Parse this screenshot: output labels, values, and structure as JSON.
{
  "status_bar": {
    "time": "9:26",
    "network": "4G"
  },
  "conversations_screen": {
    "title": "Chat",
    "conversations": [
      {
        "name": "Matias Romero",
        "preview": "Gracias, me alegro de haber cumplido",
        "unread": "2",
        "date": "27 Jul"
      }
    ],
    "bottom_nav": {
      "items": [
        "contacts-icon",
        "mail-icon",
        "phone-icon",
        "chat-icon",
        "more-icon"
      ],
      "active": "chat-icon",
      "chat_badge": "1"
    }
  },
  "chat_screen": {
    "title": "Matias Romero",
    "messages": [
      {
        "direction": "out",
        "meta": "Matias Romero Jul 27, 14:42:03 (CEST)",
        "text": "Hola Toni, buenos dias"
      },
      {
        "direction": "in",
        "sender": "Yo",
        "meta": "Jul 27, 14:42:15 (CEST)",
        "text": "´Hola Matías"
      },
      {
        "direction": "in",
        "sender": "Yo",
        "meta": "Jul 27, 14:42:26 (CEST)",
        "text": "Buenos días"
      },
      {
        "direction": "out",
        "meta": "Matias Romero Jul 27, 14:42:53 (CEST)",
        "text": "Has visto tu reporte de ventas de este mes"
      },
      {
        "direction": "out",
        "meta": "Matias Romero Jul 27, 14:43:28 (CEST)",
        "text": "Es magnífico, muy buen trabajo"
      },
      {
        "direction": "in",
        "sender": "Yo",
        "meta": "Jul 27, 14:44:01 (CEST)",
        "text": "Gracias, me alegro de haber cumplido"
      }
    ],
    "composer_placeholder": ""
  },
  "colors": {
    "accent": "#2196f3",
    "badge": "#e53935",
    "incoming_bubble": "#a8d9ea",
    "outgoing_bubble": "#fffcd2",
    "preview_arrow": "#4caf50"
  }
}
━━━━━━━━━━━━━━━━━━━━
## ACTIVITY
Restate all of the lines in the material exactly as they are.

## RESPONSE TO THIS EXERCISE
Parse this screenshot: output labels, values, and structure as JSON.
{
  "status_bar": {
    "time": "9:26",
    "network": "4G"
  },
  "conversations_screen": {
    "title": "Chat",
    "conversations": [
      {
        "name": "Matias Romero",
        "preview": "Gracias, me alegro de haber cumplido",
        "unread": "2",
        "date": "27 Jul"
      }
    ],
    "bottom_nav": {
      "items": [
        "contacts-icon",
        "mail-icon",
        "phone-icon",
        "chat-icon",
        "more-icon"
      ],
      "active": "chat-icon",
      "chat_badge": "1"
    }
  },
  "chat_screen": {
    "title": "Matias Romero",
    "messages": [
      {
        "direction": "out",
        "meta": "Matias Romero Jul 27, 14:42:03 (CEST)",
        "text": "Hola Toni, buenos dias"
      },
      {
        "direction": "in",
        "sender": "Yo",
        "meta": "Jul 27, 14:42:15 (CEST)",
        "text": "´Hola Matías"
      },
      {
        "direction": "in",
        "sender": "Yo",
        "meta": "Jul 27, 14:42:26 (CEST)",
        "text": "Buenos días"
      },
      {
        "direction": "out",
        "meta": "Matias Romero Jul 27, 14:42:53 (CEST)",
        "text": "Has visto tu reporte de ventas de este mes"
      },
      {
        "direction": "out",
        "meta": "Matias Romero Jul 27, 14:43:28 (CEST)",
        "text": "Es magnífico, muy buen trabajo"
      },
      {
        "direction": "in",
        "sender": "Yo",
        "meta": "Jul 27, 14:44:01 (CEST)",
        "text": "Gracias, me alegro de haber cumplido"
      }
    ],
    "composer_placeholder": ""
  },
  "colors": {
    "accent": "#2196f3",
    "badge": "#e53935",
    "incoming_bubble": "#a8d9ea",
    "outgoing_bubble": "#fffcd2",
    "preview_arrow": "#4caf50"
  }
}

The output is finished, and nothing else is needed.